Wow. February. That seemed to happen pretty fast.
I am on my fifth winter in the Yukon. And this is the first winter I flew the coop for a couple weeks in January.
And yes, it was worth it, and yes I did some relaxing. I came back renewed and with a huge respect for the territory. We sure treat each other nicely up here. (For the most part.)
My sister and I went to México with our families, and while we were there, word got out that some Canadian coffee roasters were in town.
We found ourselves at a lovely little café where the owners had just purchased a coffee roaster. They asked if we would mind giving their son a lesson or two on the fabulousness that is roasting. We spent a couple of hours with this young man – one who enthusiastically asked questions, took notes, and seemed very happy with Casey’s gentle manner.
The thing that seemed the most different to me was a roaster that takes over an hour to produce a single roast! We are used to roasts being pulled at around 14 minutes or less, so this was new to us.
This is due in part to the fact that their roaster has fewer heat elements than ours and so they are slow roasting over an hour to get the beans up to temp. The taste is quite different – more baked than roasted, to my palate.
I spoke at length with the owner, who buys coffee from all over México.
We discussed roasting fundamentals, green bean buying, employment in México, and other small business topics.
The best part of this exchange of information, was that even though, we may live with many kilometres between us, an obvious language barrier (mine – I will learn Spanish, oh yes I will!) and some fundamental differences in roasting style – even with all that, we both seemed to be coming from the same business place: a love for good coffee, a passion for roasting and a quirky and eclectic clientele.
The day was interesting for both parties as we attempted to extract and give information to each other, using a series of convoluted hand signals (mine) and some very cheery smiles and tons of laughs on their part.
But I am glad to be back here in the North.

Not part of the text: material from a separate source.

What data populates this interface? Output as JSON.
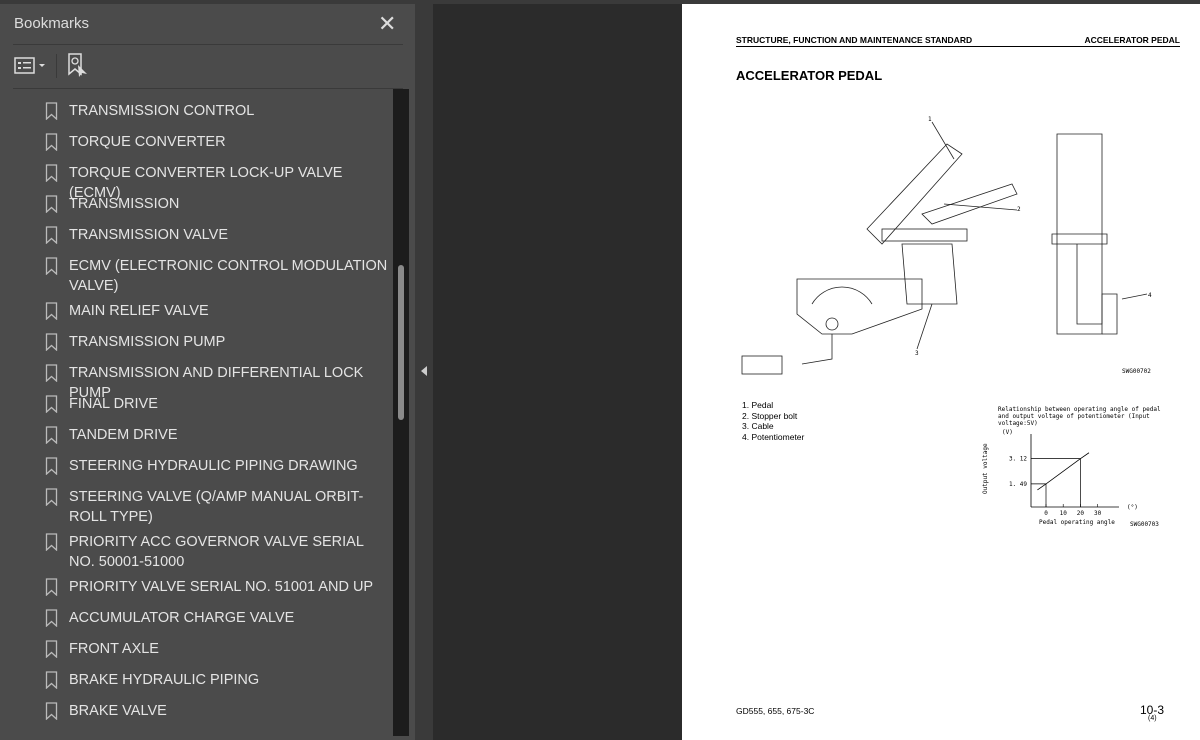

Stepping off the plane into minus 37 was a bit of a shock, but what clean air we have, what a lovely airline we have (note to Air North: thanks for feeding me).
We also have really awesome neighbors and friends. And, in my opinion, Midnight Sun Coffee boasts possibly the best customers in the world. All it takes to be reminded of all these points is … well, to leave.
So with that in mind, I sit down to get all the paperwork done that has piled up on my desk, with a renewed respect for my fellow Yukoners. I just love ya!
But México, how I will pine for you during cold and dark months. I will miss your fresh avocados. I will miss my daily intake of java, agave and hops. The holy trinity some might say. Hold a spot for me at the espresso bar at Don Pedro’s.
When I return, I will attempt to find another travelling Méxican circus, and also real half-and-half cream – I know you exist somewhere down there.
Until then, salute!